If you're a freelancer, you will probably make this mistake only once

Freelancers may get hit with a double whammy during tax season, unless they plan ahead.

"If you are are a freelancer, or if you have multiple jobs maybe you have a W-2 and 1099 for consulting services ... those people have to do a calculation to see what they owe ... and make quarterly estimated tax payments on what they owe," he said.

That's right, to avoid paying a large lump sum at the end, freelancers need to estimate what they owe in taxes each quarter and make payments.

While paying quarterly may seem like a pain, there are ways that freelancers can reduce some of the sting, according to Sam Handwerger, CPA and full-time lecturer at the University of Maryland, Robert H. Smith School of Business.

"Many times a freelance person has expenses they can take against that income, which reduces that hurt," Handwerger said. "But if you haven't planned for it even with expenses reduce the net tax, the amount is still going to hurt."

He said many times freelancers can save by writing-off their home offices, supplies, car mileage, and even seminars and training that pertain to their jobs.

If you are really in a bind, apply for a short-term extension this year

If you find yourself unable to pay your taxes, there are several options for those who qualify, ranging from a short-term extension to a monthly payment plan, Handwerger said.

"The IRS has a fairly user-friendly way to sign up for an installment plan," Handwerger said. "You say this is how much I can pay if you pay within that time frame, the IRS will accept it without any questions asked."
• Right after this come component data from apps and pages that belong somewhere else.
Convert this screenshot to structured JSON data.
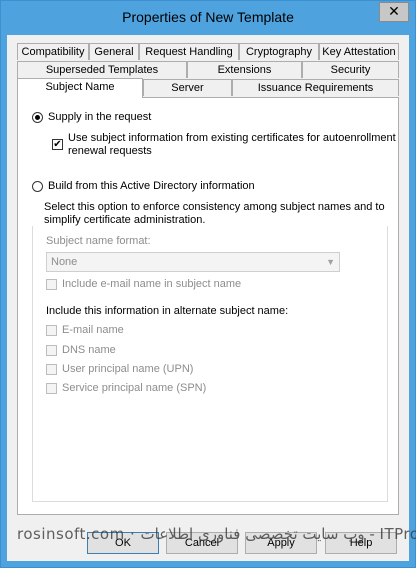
{
  "window": {
    "title": "Properties of New Template",
    "close_glyph": "✕"
  },
  "tabs": {
    "row1": [
      "Compatibility",
      "General",
      "Request Handling",
      "Cryptography",
      "Key Attestation"
    ],
    "row2": [
      "Superseded Templates",
      "Extensions",
      "Security"
    ],
    "row3": [
      "Subject Name",
      "Server",
      "Issuance Requirements"
    ],
    "active": "Subject Name"
  },
  "subject": {
    "supply_label": "Supply in the request",
    "supply_selected": true,
    "use_existing_line1": "Use subject information from existing certificates for autoenrollment",
    "use_existing_line2": "renewal requests",
    "use_existing_checked": true,
    "build_label": "Build from this Active Directory information",
    "build_selected": false,
    "description_line1": "Select this option to enforce consistency among subject names and to",
    "description_line2": "simplify certificate administration.",
    "format_label": "Subject name format:",
    "format_value": "None",
    "include_email_label": "Include e-mail name in subject name",
    "alt_label": "Include this information in alternate subject name:",
    "alt_options": [
      "E-mail name",
      "DNS name",
      "User principal name (UPN)",
      "Service principal name (SPN)"
    ]
  },
  "buttons": {
    "ok": "OK",
    "cancel": "Cancel",
    "apply": "Apply",
    "help": "Help"
  },
  "watermark": "rosinsoft.com  ·  وب سایت تخصصی فناوری اطلاعات  -  ITPro.ir"
}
Here are other options from IRS.gov for those who aren't prepared to pay their taxes in full.

This article originally appeared on USA Today.